Excerpted records:
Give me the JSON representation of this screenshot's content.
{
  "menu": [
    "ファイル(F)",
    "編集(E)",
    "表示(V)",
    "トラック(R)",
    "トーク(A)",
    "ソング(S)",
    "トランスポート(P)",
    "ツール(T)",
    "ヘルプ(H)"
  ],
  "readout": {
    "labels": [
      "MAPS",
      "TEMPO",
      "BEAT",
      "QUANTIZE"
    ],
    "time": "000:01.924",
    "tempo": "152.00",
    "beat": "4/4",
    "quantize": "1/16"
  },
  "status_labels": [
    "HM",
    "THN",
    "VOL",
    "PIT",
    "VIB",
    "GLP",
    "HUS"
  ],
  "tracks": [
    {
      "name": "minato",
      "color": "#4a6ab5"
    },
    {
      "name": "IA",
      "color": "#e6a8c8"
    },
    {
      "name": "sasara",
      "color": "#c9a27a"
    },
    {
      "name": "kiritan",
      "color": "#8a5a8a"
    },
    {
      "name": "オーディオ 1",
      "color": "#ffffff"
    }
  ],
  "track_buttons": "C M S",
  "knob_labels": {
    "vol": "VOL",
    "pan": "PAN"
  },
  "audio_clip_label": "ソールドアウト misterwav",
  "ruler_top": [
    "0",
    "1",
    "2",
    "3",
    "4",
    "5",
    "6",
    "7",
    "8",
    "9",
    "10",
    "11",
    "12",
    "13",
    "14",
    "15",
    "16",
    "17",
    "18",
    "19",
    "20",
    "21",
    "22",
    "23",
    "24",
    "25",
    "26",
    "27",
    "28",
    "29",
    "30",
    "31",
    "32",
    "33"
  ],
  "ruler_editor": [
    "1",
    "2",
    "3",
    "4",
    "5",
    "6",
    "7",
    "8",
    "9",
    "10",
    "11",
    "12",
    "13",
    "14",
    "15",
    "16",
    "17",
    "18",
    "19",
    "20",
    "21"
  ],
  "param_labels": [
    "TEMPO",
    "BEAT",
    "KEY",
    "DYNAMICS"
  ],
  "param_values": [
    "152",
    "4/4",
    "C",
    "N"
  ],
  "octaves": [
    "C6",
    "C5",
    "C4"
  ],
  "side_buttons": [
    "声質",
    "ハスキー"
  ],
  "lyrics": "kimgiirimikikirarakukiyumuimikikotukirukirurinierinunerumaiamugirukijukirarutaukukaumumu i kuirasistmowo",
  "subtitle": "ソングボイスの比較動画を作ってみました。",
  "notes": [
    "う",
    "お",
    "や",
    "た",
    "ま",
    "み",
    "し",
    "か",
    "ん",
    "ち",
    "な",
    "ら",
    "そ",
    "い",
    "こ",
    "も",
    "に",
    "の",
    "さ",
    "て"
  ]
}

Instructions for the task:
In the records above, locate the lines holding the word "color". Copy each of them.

Solution:
      "color": "#4a6ab5"
      "color": "#e6a8c8"
      "color": "#c9a27a"
      "color": "#8a5a8a"
      "color": "#ffffff"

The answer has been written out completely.